■ EXERCISE DETAILS ■
From the records below, count the lines containing the word "legend" and give only that number.

■ Data records ■
=== Begin Enclosure ===
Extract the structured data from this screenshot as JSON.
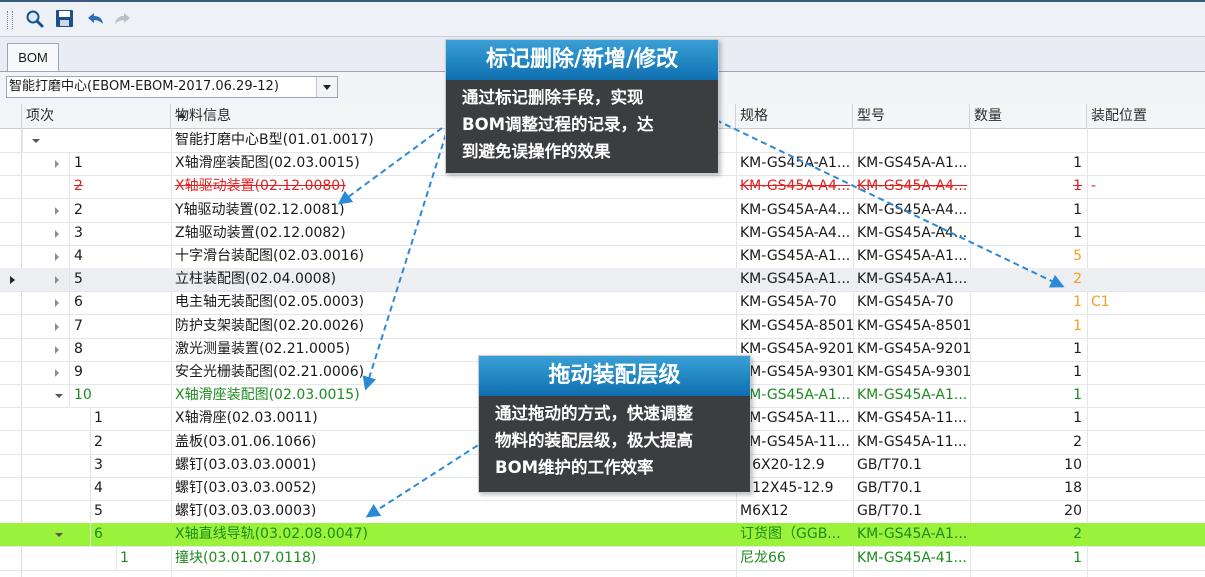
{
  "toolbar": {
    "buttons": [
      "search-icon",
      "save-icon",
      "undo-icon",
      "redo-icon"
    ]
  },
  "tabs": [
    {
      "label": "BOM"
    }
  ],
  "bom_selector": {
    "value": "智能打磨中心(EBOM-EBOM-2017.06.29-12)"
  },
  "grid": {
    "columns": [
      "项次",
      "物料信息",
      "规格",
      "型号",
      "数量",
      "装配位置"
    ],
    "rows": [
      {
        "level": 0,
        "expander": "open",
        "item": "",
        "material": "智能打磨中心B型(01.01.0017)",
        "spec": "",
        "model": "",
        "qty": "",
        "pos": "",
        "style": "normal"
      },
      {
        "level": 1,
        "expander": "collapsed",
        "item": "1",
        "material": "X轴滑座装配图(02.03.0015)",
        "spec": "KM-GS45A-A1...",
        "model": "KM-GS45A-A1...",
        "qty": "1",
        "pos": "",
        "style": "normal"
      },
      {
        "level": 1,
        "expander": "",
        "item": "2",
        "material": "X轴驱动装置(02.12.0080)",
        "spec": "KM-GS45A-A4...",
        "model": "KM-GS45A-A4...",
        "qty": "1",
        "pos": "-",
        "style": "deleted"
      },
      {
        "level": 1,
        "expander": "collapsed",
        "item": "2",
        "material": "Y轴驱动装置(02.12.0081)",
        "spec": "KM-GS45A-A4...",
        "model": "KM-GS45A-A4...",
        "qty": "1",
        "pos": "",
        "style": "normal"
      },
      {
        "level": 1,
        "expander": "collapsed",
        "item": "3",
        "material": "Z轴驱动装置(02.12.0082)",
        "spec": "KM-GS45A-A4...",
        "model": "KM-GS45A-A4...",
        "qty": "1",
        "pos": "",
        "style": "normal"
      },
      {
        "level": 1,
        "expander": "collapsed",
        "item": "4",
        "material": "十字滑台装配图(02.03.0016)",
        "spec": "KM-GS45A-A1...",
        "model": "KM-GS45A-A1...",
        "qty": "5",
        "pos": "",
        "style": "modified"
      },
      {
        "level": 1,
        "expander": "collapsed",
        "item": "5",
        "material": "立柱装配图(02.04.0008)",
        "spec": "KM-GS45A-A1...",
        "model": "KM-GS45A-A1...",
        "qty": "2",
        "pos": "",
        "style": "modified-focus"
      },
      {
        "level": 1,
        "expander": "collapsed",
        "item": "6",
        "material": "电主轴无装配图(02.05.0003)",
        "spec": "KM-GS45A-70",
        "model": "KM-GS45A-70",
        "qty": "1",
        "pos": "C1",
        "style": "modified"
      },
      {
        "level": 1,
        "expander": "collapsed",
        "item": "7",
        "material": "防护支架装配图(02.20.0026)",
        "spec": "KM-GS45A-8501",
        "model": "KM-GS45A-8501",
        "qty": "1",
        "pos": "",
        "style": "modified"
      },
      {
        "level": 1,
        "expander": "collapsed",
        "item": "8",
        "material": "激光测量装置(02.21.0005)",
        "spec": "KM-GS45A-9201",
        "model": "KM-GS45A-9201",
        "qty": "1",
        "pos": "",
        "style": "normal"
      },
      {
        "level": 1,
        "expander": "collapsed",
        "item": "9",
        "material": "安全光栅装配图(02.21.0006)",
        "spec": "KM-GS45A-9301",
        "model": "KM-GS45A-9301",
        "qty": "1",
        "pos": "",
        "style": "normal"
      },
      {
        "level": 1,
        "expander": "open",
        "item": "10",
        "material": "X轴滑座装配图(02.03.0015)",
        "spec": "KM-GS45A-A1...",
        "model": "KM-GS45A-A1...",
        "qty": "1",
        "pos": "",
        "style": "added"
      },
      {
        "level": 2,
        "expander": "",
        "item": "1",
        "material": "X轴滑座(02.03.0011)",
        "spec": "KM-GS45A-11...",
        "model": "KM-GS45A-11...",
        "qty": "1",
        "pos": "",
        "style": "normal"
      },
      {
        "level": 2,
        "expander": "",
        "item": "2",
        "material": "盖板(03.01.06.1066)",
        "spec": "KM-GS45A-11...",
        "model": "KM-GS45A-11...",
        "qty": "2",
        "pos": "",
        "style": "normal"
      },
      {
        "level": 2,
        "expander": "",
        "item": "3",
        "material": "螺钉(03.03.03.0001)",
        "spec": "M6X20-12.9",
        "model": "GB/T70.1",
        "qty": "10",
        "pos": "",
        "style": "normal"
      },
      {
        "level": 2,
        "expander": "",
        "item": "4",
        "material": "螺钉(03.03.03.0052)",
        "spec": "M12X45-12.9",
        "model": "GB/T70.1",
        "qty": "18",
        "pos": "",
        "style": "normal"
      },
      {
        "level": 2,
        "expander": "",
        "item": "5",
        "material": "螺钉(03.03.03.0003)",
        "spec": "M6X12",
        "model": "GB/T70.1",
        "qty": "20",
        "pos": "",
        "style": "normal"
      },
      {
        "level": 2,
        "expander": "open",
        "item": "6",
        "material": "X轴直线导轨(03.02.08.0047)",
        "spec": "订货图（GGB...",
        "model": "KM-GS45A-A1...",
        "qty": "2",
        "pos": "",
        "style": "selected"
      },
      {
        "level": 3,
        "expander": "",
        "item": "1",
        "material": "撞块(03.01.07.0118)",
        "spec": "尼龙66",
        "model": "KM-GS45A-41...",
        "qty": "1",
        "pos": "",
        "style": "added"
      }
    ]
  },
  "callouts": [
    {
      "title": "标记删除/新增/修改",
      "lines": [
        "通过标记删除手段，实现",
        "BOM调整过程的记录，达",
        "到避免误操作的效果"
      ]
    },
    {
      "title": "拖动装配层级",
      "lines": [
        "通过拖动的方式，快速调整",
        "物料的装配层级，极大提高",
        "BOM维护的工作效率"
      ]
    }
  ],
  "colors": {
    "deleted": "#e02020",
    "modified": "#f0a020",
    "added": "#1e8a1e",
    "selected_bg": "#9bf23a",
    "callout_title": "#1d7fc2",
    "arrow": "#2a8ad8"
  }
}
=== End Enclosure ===
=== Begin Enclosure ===
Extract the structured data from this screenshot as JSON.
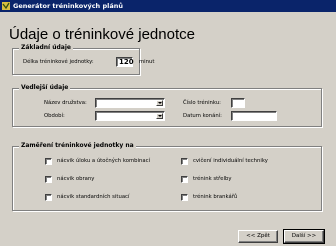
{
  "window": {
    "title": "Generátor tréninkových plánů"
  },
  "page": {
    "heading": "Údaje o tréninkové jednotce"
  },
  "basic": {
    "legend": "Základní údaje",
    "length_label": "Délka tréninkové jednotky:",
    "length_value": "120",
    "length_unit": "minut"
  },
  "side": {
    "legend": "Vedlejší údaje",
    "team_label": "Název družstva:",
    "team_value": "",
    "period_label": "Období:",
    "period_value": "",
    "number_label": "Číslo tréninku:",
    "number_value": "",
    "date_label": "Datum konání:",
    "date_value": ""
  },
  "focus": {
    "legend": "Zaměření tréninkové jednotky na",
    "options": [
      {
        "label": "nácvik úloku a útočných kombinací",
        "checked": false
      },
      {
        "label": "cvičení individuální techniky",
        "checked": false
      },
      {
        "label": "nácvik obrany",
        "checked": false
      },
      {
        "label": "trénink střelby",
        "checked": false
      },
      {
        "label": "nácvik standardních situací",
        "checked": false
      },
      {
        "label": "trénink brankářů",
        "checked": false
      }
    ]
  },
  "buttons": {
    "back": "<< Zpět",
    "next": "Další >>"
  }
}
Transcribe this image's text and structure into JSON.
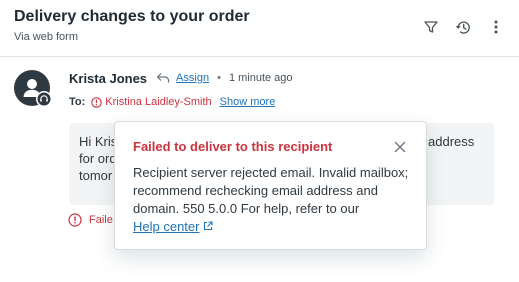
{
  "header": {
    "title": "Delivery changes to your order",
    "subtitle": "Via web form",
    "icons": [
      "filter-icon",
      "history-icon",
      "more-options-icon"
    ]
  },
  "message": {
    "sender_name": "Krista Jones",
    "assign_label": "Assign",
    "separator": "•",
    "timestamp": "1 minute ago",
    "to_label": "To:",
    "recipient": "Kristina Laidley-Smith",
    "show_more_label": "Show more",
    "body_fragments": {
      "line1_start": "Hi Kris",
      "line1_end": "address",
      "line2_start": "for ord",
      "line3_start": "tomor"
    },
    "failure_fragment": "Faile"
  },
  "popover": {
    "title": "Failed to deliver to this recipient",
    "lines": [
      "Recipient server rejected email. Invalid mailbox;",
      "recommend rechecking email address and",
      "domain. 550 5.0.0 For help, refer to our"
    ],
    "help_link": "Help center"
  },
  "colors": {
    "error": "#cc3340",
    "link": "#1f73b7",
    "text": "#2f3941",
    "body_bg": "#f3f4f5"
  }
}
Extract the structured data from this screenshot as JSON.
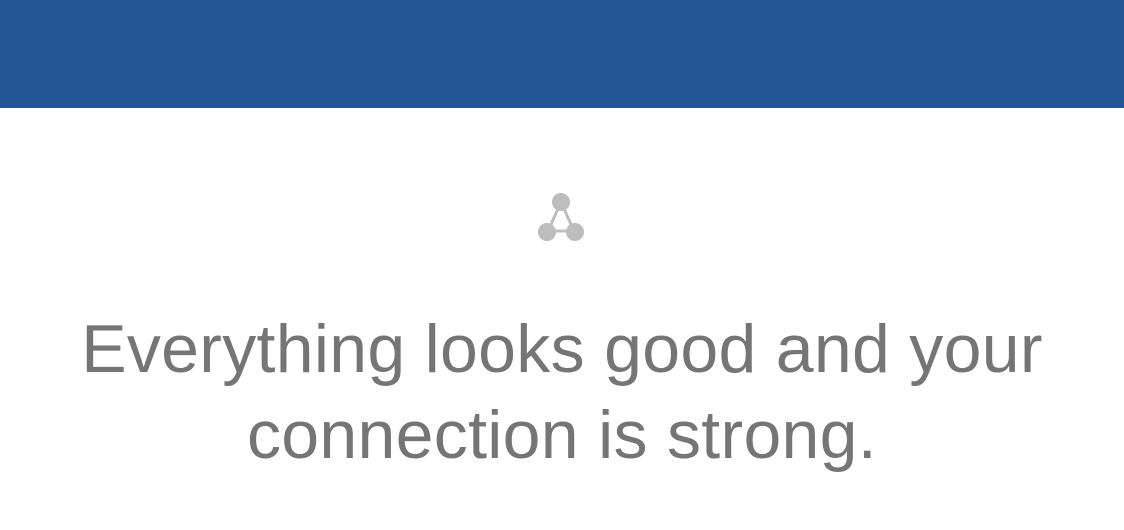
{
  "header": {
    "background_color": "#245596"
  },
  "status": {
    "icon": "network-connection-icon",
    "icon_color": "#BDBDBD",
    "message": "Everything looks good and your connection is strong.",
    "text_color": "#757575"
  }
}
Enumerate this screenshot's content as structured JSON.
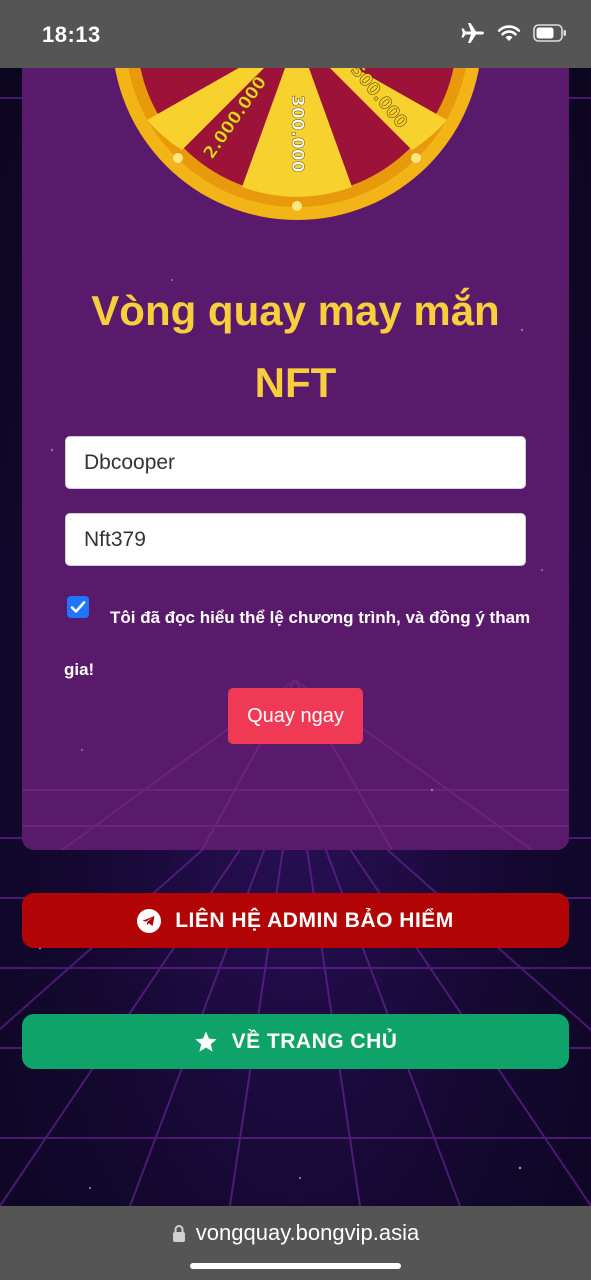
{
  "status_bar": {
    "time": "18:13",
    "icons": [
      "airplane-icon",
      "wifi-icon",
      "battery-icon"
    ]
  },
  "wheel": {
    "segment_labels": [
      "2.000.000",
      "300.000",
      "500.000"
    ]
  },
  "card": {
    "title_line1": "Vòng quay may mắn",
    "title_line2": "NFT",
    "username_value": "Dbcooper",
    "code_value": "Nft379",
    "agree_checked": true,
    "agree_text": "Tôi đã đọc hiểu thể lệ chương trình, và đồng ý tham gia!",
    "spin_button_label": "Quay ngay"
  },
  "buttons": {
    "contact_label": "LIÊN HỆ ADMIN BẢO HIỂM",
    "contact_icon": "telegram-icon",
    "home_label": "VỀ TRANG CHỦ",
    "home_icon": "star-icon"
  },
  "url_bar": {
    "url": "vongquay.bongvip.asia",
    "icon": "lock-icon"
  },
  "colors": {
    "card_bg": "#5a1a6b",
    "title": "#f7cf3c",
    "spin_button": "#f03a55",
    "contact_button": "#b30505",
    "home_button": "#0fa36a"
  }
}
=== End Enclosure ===
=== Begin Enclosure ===
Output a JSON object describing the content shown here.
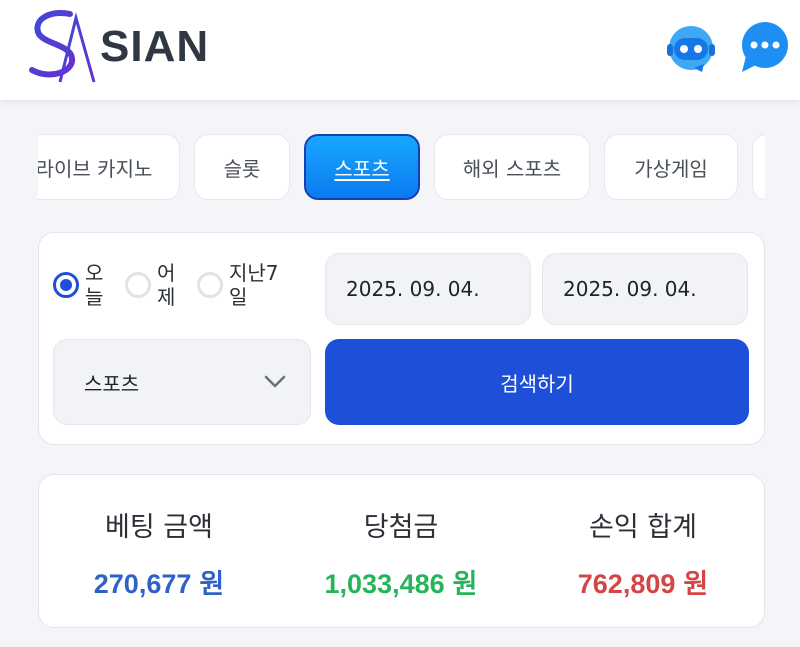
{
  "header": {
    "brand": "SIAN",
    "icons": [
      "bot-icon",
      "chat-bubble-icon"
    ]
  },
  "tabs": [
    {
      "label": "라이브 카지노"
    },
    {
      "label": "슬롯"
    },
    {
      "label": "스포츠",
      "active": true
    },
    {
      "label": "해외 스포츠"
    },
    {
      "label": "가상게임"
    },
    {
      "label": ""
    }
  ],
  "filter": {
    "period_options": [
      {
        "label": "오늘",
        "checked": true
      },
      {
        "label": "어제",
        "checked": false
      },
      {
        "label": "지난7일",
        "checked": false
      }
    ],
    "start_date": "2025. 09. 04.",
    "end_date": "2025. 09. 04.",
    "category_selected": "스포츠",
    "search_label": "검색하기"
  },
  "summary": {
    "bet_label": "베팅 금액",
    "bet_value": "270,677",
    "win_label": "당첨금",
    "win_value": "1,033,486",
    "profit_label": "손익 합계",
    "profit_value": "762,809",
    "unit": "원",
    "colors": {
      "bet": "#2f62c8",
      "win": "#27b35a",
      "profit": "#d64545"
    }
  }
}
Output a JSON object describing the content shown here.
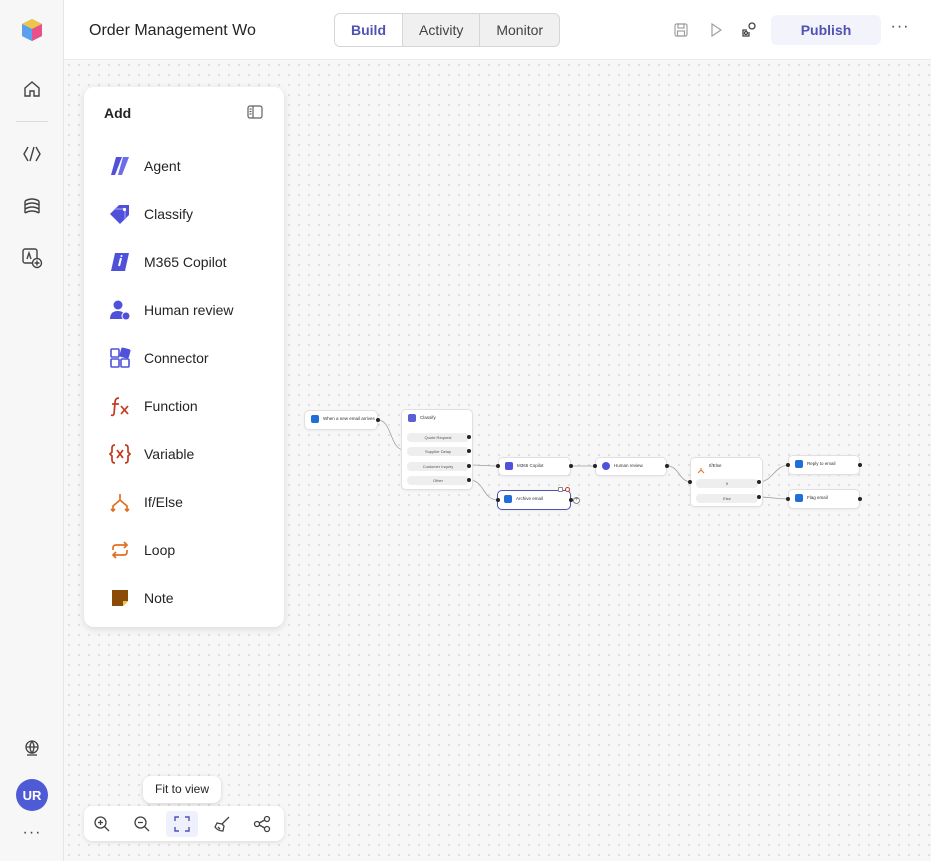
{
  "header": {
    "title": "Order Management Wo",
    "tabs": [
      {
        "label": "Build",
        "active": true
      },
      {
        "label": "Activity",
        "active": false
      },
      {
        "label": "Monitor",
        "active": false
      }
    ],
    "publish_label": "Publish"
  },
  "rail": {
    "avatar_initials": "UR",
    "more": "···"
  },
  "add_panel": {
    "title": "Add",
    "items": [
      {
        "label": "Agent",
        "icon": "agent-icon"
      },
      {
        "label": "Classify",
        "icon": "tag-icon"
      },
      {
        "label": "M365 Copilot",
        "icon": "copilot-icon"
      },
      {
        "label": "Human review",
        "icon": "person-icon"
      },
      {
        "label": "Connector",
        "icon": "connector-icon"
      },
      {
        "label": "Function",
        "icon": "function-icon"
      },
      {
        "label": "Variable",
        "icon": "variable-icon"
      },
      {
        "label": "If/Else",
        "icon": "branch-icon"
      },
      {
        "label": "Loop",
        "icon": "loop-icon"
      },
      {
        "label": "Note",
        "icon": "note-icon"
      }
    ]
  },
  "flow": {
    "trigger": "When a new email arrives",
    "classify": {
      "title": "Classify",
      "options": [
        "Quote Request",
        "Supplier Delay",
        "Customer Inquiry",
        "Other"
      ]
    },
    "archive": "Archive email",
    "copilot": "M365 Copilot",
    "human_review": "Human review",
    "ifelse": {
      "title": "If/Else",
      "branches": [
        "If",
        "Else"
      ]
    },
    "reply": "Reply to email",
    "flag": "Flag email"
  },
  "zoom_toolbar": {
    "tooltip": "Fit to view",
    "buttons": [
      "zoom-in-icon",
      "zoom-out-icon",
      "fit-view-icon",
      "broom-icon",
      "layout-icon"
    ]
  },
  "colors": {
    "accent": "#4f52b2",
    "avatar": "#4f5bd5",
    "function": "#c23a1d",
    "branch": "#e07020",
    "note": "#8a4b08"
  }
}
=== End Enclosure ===
■ OUTPUT FOR THIS TASK ■
3